  • On pack animals: A bullock (apparently a juvenile ox?) eats its own load in about 8 days.  We have been ignoring rations for pack animals...  That may be for the better.
In any case, it looks like most long-distance campaigns during the Classical era were supported by a supply fleet of galleys carrying food and water rather than by pack animals or wagons, which was part of why campaigns tended to hug the coast.

So yeah.  Before the PCs decide to take their army and march on an opposing town (say, Deal), they should consider stockpiling iron rations for a month or three...

So that was the logistics part.  What's this about lairs?
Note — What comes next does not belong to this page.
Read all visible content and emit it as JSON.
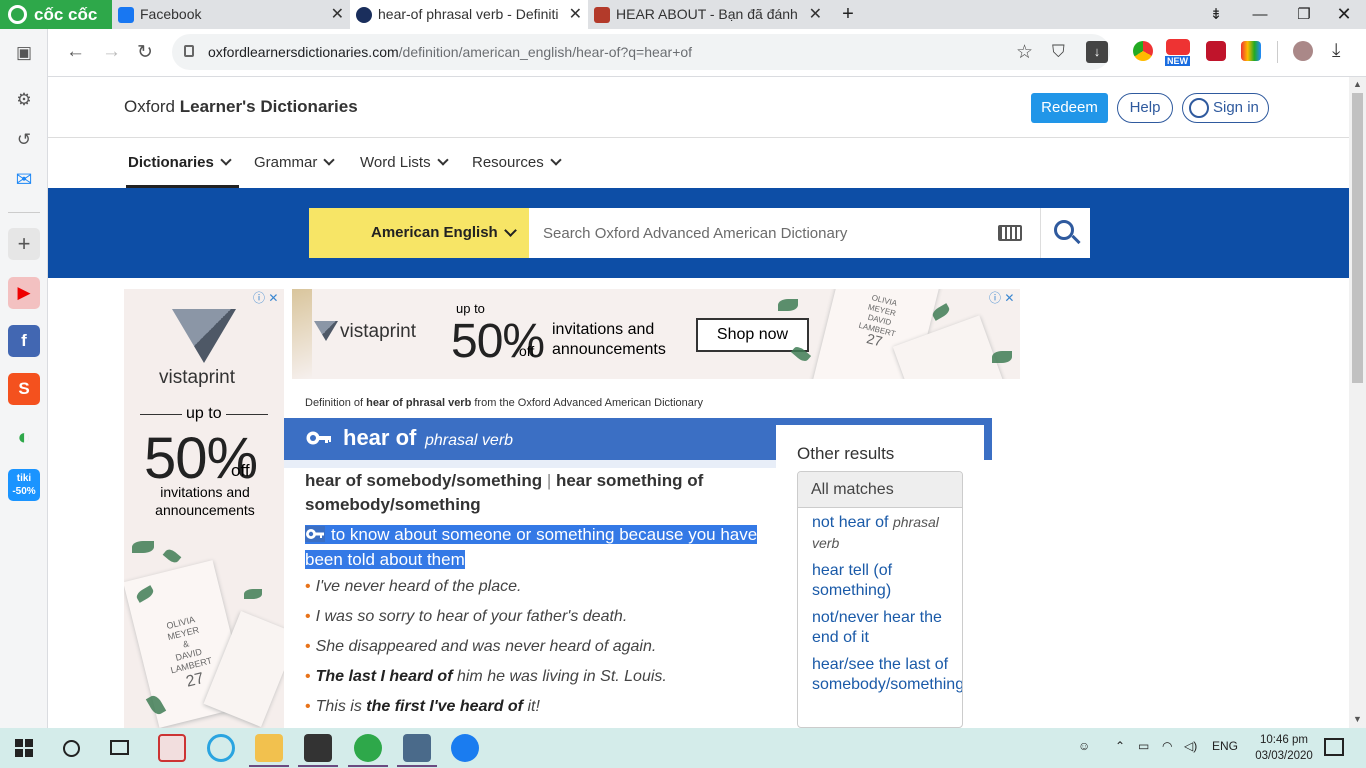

A week and a bit ago, a session of ACKS was played, with many new players!  Jarol the Thothite assumed command of a band of new adventurers and sought out bounties upon the giant scorpions troubling the peasants of Opportunity.  Among his company were:  the wizard Leo, and his cleric Hildegarde, Goradohi the Crocodile-Man and his war-crocodile Ota, the Dardantine merchant Guilleme Capouchen and his own priestess Perrin the Pious, Bhoskar, a dwarven warrior in the service of Jarol, and one war dog.  They succeeded in tracking and slaying five such scorpions in pitched battle with no losses, save the war animals, both of which were slain by poison.

Upon their triumphant return to Opportunity bearing the stingers of their quarry, they were met by Corinth and her warriors while collecting their bounty from the Baron Garwyn, and also came into the company of Max Parsley, hick-turned-swordsman, and his scribe Henx.  Without the aid of Carcophan's Zaharan lore, they were unable to decipher the map to the Vaults, so Corinth proposed an expedition to the destination of the Myrmidian map recovered during the dragonslaying, which pointed to a fort in the desert.  En route, they made friendly contact with a group of giant cactus treants, who warned them of orcs and goblins in the vicinity.

Upon their arrival, the perimeter was scouted and no means of ingress was found, and so they went over the walls via grappling hook and opened the gates from within.  While exploring the cellar of a tavern within the fort, they found a passage within the cellar which led them into a goblin den.  The goblins, maddened by Max's accidental blasphemy of their death-god Hao-Dee, rolled a pair of 12s for morale and all charged to painful burning deaths in a patch of flaming oil.  All 30 or so of them.  Goradohi complemented the company on their cooking while the rest of them searched for treasure, finding several pieces of silverware and a captive, a captured bandit named Demmin who knew little of the area, being from further west.  After emerging from the warren, they sent Demmin to outside the gate with the mercenaries, and searched a smithy, where they found five goblins cowering in terror.  When commanded to leave, they protested that the orcs would get them.  Goradohi ate one, and the rest fled as orcs attacked the party from the rear, badly wounding Leo, Hildegarde, and Corinth's nightblade Macha.  The orcs were slain, and the party found nothing of value in the smithy, so with their wounded in tow a retreat back to Opportunity was ordered.

No PCs or henchmen were killed in the making of this session report :(  Even more sadly, it looks like with my interview travel schedule, there will be no more ACKS before the 14th of October at the earliest.

No comments: